- **Problem description**: Please return all records verbatim, no pictures.
----- Entries provided -----
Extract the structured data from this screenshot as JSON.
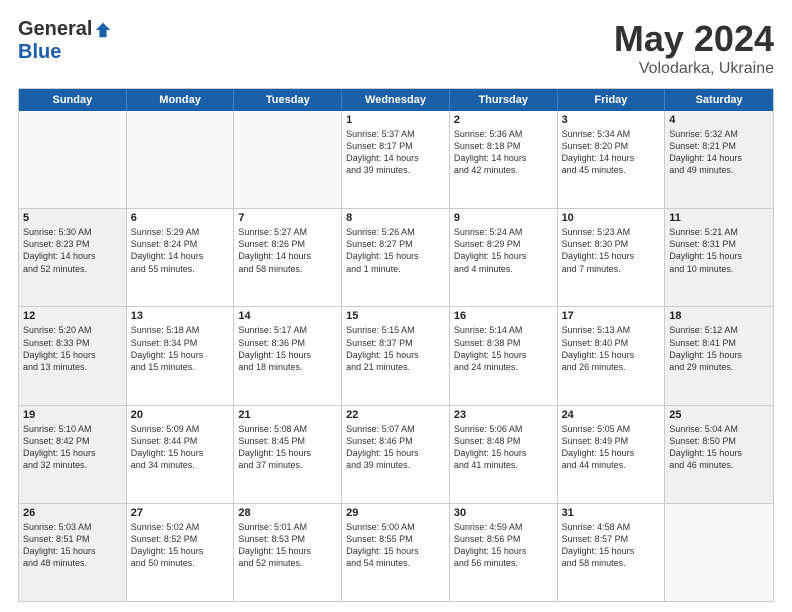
{
  "logo": {
    "general": "General",
    "blue": "Blue"
  },
  "title": {
    "month": "May 2024",
    "location": "Volodarka, Ukraine"
  },
  "weekdays": [
    "Sunday",
    "Monday",
    "Tuesday",
    "Wednesday",
    "Thursday",
    "Friday",
    "Saturday"
  ],
  "rows": [
    [
      {
        "day": "",
        "info": "",
        "empty": true
      },
      {
        "day": "",
        "info": "",
        "empty": true
      },
      {
        "day": "",
        "info": "",
        "empty": true
      },
      {
        "day": "1",
        "info": "Sunrise: 5:37 AM\nSunset: 8:17 PM\nDaylight: 14 hours\nand 39 minutes."
      },
      {
        "day": "2",
        "info": "Sunrise: 5:36 AM\nSunset: 8:18 PM\nDaylight: 14 hours\nand 42 minutes."
      },
      {
        "day": "3",
        "info": "Sunrise: 5:34 AM\nSunset: 8:20 PM\nDaylight: 14 hours\nand 45 minutes."
      },
      {
        "day": "4",
        "info": "Sunrise: 5:32 AM\nSunset: 8:21 PM\nDaylight: 14 hours\nand 49 minutes.",
        "shaded": true
      }
    ],
    [
      {
        "day": "5",
        "info": "Sunrise: 5:30 AM\nSunset: 8:23 PM\nDaylight: 14 hours\nand 52 minutes.",
        "shaded": true
      },
      {
        "day": "6",
        "info": "Sunrise: 5:29 AM\nSunset: 8:24 PM\nDaylight: 14 hours\nand 55 minutes."
      },
      {
        "day": "7",
        "info": "Sunrise: 5:27 AM\nSunset: 8:26 PM\nDaylight: 14 hours\nand 58 minutes."
      },
      {
        "day": "8",
        "info": "Sunrise: 5:26 AM\nSunset: 8:27 PM\nDaylight: 15 hours\nand 1 minute."
      },
      {
        "day": "9",
        "info": "Sunrise: 5:24 AM\nSunset: 8:29 PM\nDaylight: 15 hours\nand 4 minutes."
      },
      {
        "day": "10",
        "info": "Sunrise: 5:23 AM\nSunset: 8:30 PM\nDaylight: 15 hours\nand 7 minutes."
      },
      {
        "day": "11",
        "info": "Sunrise: 5:21 AM\nSunset: 8:31 PM\nDaylight: 15 hours\nand 10 minutes.",
        "shaded": true
      }
    ],
    [
      {
        "day": "12",
        "info": "Sunrise: 5:20 AM\nSunset: 8:33 PM\nDaylight: 15 hours\nand 13 minutes.",
        "shaded": true
      },
      {
        "day": "13",
        "info": "Sunrise: 5:18 AM\nSunset: 8:34 PM\nDaylight: 15 hours\nand 15 minutes."
      },
      {
        "day": "14",
        "info": "Sunrise: 5:17 AM\nSunset: 8:36 PM\nDaylight: 15 hours\nand 18 minutes."
      },
      {
        "day": "15",
        "info": "Sunrise: 5:15 AM\nSunset: 8:37 PM\nDaylight: 15 hours\nand 21 minutes."
      },
      {
        "day": "16",
        "info": "Sunrise: 5:14 AM\nSunset: 8:38 PM\nDaylight: 15 hours\nand 24 minutes."
      },
      {
        "day": "17",
        "info": "Sunrise: 5:13 AM\nSunset: 8:40 PM\nDaylight: 15 hours\nand 26 minutes."
      },
      {
        "day": "18",
        "info": "Sunrise: 5:12 AM\nSunset: 8:41 PM\nDaylight: 15 hours\nand 29 minutes.",
        "shaded": true
      }
    ],
    [
      {
        "day": "19",
        "info": "Sunrise: 5:10 AM\nSunset: 8:42 PM\nDaylight: 15 hours\nand 32 minutes.",
        "shaded": true
      },
      {
        "day": "20",
        "info": "Sunrise: 5:09 AM\nSunset: 8:44 PM\nDaylight: 15 hours\nand 34 minutes."
      },
      {
        "day": "21",
        "info": "Sunrise: 5:08 AM\nSunset: 8:45 PM\nDaylight: 15 hours\nand 37 minutes."
      },
      {
        "day": "22",
        "info": "Sunrise: 5:07 AM\nSunset: 8:46 PM\nDaylight: 15 hours\nand 39 minutes."
      },
      {
        "day": "23",
        "info": "Sunrise: 5:06 AM\nSunset: 8:48 PM\nDaylight: 15 hours\nand 41 minutes."
      },
      {
        "day": "24",
        "info": "Sunrise: 5:05 AM\nSunset: 8:49 PM\nDaylight: 15 hours\nand 44 minutes."
      },
      {
        "day": "25",
        "info": "Sunrise: 5:04 AM\nSunset: 8:50 PM\nDaylight: 15 hours\nand 46 minutes.",
        "shaded": true
      }
    ],
    [
      {
        "day": "26",
        "info": "Sunrise: 5:03 AM\nSunset: 8:51 PM\nDaylight: 15 hours\nand 48 minutes.",
        "shaded": true
      },
      {
        "day": "27",
        "info": "Sunrise: 5:02 AM\nSunset: 8:52 PM\nDaylight: 15 hours\nand 50 minutes."
      },
      {
        "day": "28",
        "info": "Sunrise: 5:01 AM\nSunset: 8:53 PM\nDaylight: 15 hours\nand 52 minutes."
      },
      {
        "day": "29",
        "info": "Sunrise: 5:00 AM\nSunset: 8:55 PM\nDaylight: 15 hours\nand 54 minutes."
      },
      {
        "day": "30",
        "info": "Sunrise: 4:59 AM\nSunset: 8:56 PM\nDaylight: 15 hours\nand 56 minutes."
      },
      {
        "day": "31",
        "info": "Sunrise: 4:58 AM\nSunset: 8:57 PM\nDaylight: 15 hours\nand 58 minutes."
      },
      {
        "day": "",
        "info": "",
        "empty": true
      }
    ]
  ]
}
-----
- **Reply to the exercise**:
Extract the structured data from this screenshot as JSON.
{
  "logo": {
    "general": "General",
    "blue": "Blue"
  },
  "title": {
    "month": "May 2024",
    "location": "Volodarka, Ukraine"
  },
  "weekdays": [
    "Sunday",
    "Monday",
    "Tuesday",
    "Wednesday",
    "Thursday",
    "Friday",
    "Saturday"
  ],
  "rows": [
    [
      {
        "day": "",
        "info": "",
        "empty": true
      },
      {
        "day": "",
        "info": "",
        "empty": true
      },
      {
        "day": "",
        "info": "",
        "empty": true
      },
      {
        "day": "1",
        "info": "Sunrise: 5:37 AM\nSunset: 8:17 PM\nDaylight: 14 hours\nand 39 minutes."
      },
      {
        "day": "2",
        "info": "Sunrise: 5:36 AM\nSunset: 8:18 PM\nDaylight: 14 hours\nand 42 minutes."
      },
      {
        "day": "3",
        "info": "Sunrise: 5:34 AM\nSunset: 8:20 PM\nDaylight: 14 hours\nand 45 minutes."
      },
      {
        "day": "4",
        "info": "Sunrise: 5:32 AM\nSunset: 8:21 PM\nDaylight: 14 hours\nand 49 minutes.",
        "shaded": true
      }
    ],
    [
      {
        "day": "5",
        "info": "Sunrise: 5:30 AM\nSunset: 8:23 PM\nDaylight: 14 hours\nand 52 minutes.",
        "shaded": true
      },
      {
        "day": "6",
        "info": "Sunrise: 5:29 AM\nSunset: 8:24 PM\nDaylight: 14 hours\nand 55 minutes."
      },
      {
        "day": "7",
        "info": "Sunrise: 5:27 AM\nSunset: 8:26 PM\nDaylight: 14 hours\nand 58 minutes."
      },
      {
        "day": "8",
        "info": "Sunrise: 5:26 AM\nSunset: 8:27 PM\nDaylight: 15 hours\nand 1 minute."
      },
      {
        "day": "9",
        "info": "Sunrise: 5:24 AM\nSunset: 8:29 PM\nDaylight: 15 hours\nand 4 minutes."
      },
      {
        "day": "10",
        "info": "Sunrise: 5:23 AM\nSunset: 8:30 PM\nDaylight: 15 hours\nand 7 minutes."
      },
      {
        "day": "11",
        "info": "Sunrise: 5:21 AM\nSunset: 8:31 PM\nDaylight: 15 hours\nand 10 minutes.",
        "shaded": true
      }
    ],
    [
      {
        "day": "12",
        "info": "Sunrise: 5:20 AM\nSunset: 8:33 PM\nDaylight: 15 hours\nand 13 minutes.",
        "shaded": true
      },
      {
        "day": "13",
        "info": "Sunrise: 5:18 AM\nSunset: 8:34 PM\nDaylight: 15 hours\nand 15 minutes."
      },
      {
        "day": "14",
        "info": "Sunrise: 5:17 AM\nSunset: 8:36 PM\nDaylight: 15 hours\nand 18 minutes."
      },
      {
        "day": "15",
        "info": "Sunrise: 5:15 AM\nSunset: 8:37 PM\nDaylight: 15 hours\nand 21 minutes."
      },
      {
        "day": "16",
        "info": "Sunrise: 5:14 AM\nSunset: 8:38 PM\nDaylight: 15 hours\nand 24 minutes."
      },
      {
        "day": "17",
        "info": "Sunrise: 5:13 AM\nSunset: 8:40 PM\nDaylight: 15 hours\nand 26 minutes."
      },
      {
        "day": "18",
        "info": "Sunrise: 5:12 AM\nSunset: 8:41 PM\nDaylight: 15 hours\nand 29 minutes.",
        "shaded": true
      }
    ],
    [
      {
        "day": "19",
        "info": "Sunrise: 5:10 AM\nSunset: 8:42 PM\nDaylight: 15 hours\nand 32 minutes.",
        "shaded": true
      },
      {
        "day": "20",
        "info": "Sunrise: 5:09 AM\nSunset: 8:44 PM\nDaylight: 15 hours\nand 34 minutes."
      },
      {
        "day": "21",
        "info": "Sunrise: 5:08 AM\nSunset: 8:45 PM\nDaylight: 15 hours\nand 37 minutes."
      },
      {
        "day": "22",
        "info": "Sunrise: 5:07 AM\nSunset: 8:46 PM\nDaylight: 15 hours\nand 39 minutes."
      },
      {
        "day": "23",
        "info": "Sunrise: 5:06 AM\nSunset: 8:48 PM\nDaylight: 15 hours\nand 41 minutes."
      },
      {
        "day": "24",
        "info": "Sunrise: 5:05 AM\nSunset: 8:49 PM\nDaylight: 15 hours\nand 44 minutes."
      },
      {
        "day": "25",
        "info": "Sunrise: 5:04 AM\nSunset: 8:50 PM\nDaylight: 15 hours\nand 46 minutes.",
        "shaded": true
      }
    ],
    [
      {
        "day": "26",
        "info": "Sunrise: 5:03 AM\nSunset: 8:51 PM\nDaylight: 15 hours\nand 48 minutes.",
        "shaded": true
      },
      {
        "day": "27",
        "info": "Sunrise: 5:02 AM\nSunset: 8:52 PM\nDaylight: 15 hours\nand 50 minutes."
      },
      {
        "day": "28",
        "info": "Sunrise: 5:01 AM\nSunset: 8:53 PM\nDaylight: 15 hours\nand 52 minutes."
      },
      {
        "day": "29",
        "info": "Sunrise: 5:00 AM\nSunset: 8:55 PM\nDaylight: 15 hours\nand 54 minutes."
      },
      {
        "day": "30",
        "info": "Sunrise: 4:59 AM\nSunset: 8:56 PM\nDaylight: 15 hours\nand 56 minutes."
      },
      {
        "day": "31",
        "info": "Sunrise: 4:58 AM\nSunset: 8:57 PM\nDaylight: 15 hours\nand 58 minutes."
      },
      {
        "day": "",
        "info": "",
        "empty": true
      }
    ]
  ]
}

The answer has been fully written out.